The lottery is a game in which people pay for a ticket, pick a series of numbers or symbols on it, and hope that their chosen combinations will match those randomly spit out by a machine. The winner is awarded a prize, which might be a lump sum of cash or items of value. It is a form of gambling and it is a great way to make money, but it comes with some downsides. It is important to understand how the lottery works before you play. The odds of winning are very low. In fact, it is much more likely to be struck by lightning than to win the lottery.

In the early American colonies, lotteries were a popular way to finance both public and private ventures. They helped to build roads, churches, canals, and colleges. They also helped to fund the war against the French and Indians. Benjamin Franklin raised money with a lottery to buy cannons for Philadelphia during the Revolutionary War.

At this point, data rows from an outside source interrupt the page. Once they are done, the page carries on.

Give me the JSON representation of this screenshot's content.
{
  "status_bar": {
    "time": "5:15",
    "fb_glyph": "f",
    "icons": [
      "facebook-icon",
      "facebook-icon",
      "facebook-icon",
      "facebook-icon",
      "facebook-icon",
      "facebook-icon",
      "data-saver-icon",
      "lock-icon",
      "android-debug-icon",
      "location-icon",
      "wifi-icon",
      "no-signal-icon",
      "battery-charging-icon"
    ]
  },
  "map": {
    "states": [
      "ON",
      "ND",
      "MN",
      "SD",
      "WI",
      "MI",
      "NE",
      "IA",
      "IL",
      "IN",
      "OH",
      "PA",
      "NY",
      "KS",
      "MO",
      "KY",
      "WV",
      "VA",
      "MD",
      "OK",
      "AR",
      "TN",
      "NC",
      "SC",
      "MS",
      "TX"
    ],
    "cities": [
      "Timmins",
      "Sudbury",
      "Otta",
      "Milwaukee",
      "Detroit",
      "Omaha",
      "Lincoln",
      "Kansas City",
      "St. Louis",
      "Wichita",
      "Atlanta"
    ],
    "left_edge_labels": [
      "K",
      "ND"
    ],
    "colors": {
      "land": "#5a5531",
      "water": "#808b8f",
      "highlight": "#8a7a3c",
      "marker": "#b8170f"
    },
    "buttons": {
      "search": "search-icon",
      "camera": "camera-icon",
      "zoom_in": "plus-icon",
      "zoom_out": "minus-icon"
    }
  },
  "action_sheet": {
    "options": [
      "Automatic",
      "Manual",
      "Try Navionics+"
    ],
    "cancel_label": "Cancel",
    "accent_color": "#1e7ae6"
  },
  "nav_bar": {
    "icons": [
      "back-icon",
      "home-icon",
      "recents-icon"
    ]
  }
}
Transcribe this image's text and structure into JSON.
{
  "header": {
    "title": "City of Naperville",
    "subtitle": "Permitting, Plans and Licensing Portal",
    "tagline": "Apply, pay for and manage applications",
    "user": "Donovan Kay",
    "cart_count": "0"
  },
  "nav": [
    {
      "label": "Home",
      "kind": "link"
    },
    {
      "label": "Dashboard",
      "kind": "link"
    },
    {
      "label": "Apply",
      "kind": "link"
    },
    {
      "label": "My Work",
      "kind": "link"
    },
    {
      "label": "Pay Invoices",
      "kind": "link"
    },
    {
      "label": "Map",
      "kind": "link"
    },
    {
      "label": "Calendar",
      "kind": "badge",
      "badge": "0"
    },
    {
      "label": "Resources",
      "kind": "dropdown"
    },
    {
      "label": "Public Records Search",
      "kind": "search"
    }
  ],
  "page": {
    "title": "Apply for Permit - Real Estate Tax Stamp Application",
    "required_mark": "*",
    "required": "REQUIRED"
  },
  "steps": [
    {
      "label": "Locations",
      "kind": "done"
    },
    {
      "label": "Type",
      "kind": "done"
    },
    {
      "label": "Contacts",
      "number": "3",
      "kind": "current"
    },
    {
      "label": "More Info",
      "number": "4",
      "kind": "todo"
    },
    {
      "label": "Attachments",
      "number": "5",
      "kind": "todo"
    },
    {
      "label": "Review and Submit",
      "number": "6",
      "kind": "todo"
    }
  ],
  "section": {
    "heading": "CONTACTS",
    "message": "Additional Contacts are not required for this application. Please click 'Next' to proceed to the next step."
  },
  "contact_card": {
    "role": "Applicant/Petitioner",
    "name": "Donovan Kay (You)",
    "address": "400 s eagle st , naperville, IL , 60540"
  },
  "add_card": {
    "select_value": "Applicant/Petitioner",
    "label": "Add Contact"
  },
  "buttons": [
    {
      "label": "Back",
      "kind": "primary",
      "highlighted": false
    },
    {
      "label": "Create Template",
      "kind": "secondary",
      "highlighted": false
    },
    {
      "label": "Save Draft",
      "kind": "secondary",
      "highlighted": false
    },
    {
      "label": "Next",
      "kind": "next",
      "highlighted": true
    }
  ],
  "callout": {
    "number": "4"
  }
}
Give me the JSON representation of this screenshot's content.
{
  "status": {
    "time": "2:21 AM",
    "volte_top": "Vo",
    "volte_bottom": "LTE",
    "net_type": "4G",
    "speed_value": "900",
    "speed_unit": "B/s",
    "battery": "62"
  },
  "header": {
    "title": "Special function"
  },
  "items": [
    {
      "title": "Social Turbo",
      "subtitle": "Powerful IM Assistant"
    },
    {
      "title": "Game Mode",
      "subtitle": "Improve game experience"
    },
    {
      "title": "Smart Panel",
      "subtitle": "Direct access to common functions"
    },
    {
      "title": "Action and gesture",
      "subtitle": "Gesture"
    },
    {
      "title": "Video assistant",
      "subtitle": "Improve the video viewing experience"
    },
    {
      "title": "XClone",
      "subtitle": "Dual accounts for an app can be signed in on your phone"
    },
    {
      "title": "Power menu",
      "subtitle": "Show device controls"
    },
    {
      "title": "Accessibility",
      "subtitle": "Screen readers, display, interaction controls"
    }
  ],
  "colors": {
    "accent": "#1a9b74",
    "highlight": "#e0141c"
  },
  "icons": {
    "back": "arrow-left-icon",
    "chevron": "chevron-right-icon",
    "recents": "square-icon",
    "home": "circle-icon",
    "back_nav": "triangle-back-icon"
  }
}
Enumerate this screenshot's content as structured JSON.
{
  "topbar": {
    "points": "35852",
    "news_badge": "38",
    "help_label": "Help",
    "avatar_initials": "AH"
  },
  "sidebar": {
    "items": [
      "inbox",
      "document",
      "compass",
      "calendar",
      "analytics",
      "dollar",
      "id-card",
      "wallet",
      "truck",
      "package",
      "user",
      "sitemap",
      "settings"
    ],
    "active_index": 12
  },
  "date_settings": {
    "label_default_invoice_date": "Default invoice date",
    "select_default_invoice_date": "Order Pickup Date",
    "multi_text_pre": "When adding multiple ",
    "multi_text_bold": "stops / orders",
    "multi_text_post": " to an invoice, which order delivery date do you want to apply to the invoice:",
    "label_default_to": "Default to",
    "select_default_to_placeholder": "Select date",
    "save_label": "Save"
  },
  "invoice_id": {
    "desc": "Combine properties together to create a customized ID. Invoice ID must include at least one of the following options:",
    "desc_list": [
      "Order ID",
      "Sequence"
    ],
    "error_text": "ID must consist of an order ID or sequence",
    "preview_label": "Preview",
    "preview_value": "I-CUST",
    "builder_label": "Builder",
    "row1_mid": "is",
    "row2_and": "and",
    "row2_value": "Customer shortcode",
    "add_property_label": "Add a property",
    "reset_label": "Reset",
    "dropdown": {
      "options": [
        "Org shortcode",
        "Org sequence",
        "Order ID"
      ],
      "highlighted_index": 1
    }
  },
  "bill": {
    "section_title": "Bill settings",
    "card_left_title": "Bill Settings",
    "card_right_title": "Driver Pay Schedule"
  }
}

However, the lottery has a dark underbelly. It reveals an ugly belief that some of us are not capable of attaining wealth through hard work and good luck, and that the long shot is our only hope. This attitude is dangerous for a society that claims to believe in meritocracy. It can lead to a sense of entitlement and self-glorification, where those who have little or nothing get a false sliver of hope that they will become wealthy one day. This has been a growing problem since the nineteen-seventies, when the dream of unimaginable wealth came to be inextricably linked with a decline in financial security for working Americans. The income gap widened, job security eroded, health-care costs rose, and the old American promise that education and hard work would allow children to rise above their parents’ stations in life disappeared.

To counter this, lottery advocates began to focus on a different message. They stopped arguing that the lottery could float the entire state budget and instead claimed that it could cover just one line item, usually something popular and nonpartisan, like education or public parks. This strategy made it easier to sell the lottery to voters. It was a way to raise funds without raising taxes, and it was politically safe for politicians.

The problem with this strategy is that it ignores the fact that lottery revenues are a regressive source of revenue. It also obscures how much people actually spend on tickets. It is not surprising that a large portion of the proceeds are siphoned off by committed gamblers who spend a huge proportion of their income on the tickets. Lottery officials are not immune to this reality, but they have largely given up trying to sell the lottery as an innocent game that everyone should play to help their neighbors. Instead, they have resorted to promoting it as a “fun experience” that is “easy to participate in.” This coded message obscures the regressivity and makes it harder to talk about the dangers of lotteries.